___ Data provided

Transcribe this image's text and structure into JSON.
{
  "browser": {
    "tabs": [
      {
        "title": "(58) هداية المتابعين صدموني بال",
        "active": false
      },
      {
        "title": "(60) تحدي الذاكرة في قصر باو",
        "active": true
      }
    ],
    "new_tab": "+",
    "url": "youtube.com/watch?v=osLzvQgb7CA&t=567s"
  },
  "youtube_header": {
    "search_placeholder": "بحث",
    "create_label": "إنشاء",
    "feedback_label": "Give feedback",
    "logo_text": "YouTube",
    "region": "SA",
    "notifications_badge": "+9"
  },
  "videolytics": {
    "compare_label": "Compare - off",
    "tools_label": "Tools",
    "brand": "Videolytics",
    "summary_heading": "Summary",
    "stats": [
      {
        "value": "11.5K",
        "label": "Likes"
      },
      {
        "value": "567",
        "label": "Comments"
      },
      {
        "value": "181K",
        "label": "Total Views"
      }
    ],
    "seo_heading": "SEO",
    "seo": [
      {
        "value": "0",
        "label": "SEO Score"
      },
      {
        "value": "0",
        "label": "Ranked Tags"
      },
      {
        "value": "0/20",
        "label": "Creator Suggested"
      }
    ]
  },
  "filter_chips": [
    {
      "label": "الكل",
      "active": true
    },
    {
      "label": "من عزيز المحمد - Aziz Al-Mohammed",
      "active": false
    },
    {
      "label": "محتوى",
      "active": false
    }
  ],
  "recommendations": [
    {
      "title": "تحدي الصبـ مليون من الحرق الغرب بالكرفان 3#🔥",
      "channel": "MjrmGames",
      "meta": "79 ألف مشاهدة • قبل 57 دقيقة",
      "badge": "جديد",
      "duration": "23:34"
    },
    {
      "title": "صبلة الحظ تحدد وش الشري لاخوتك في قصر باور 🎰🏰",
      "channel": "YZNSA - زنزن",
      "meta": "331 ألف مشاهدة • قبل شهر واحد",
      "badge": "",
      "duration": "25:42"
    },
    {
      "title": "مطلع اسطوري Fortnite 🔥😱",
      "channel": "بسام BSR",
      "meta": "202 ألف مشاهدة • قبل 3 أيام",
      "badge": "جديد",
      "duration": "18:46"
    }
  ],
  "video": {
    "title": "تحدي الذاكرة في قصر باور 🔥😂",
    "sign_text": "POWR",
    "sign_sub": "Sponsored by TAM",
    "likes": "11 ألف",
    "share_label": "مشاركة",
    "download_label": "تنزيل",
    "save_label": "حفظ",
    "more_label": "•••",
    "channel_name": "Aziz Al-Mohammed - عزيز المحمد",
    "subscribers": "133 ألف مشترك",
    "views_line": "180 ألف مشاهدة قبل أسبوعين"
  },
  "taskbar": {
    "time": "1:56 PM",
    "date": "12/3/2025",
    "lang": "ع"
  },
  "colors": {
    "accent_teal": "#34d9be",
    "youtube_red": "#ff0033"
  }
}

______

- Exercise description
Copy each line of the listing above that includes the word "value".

- Written answer
        "value": "11.5K",
        "value": "567",
        "value": "181K",
        "value": "0",
        "value": "0",
        "value": "0/20",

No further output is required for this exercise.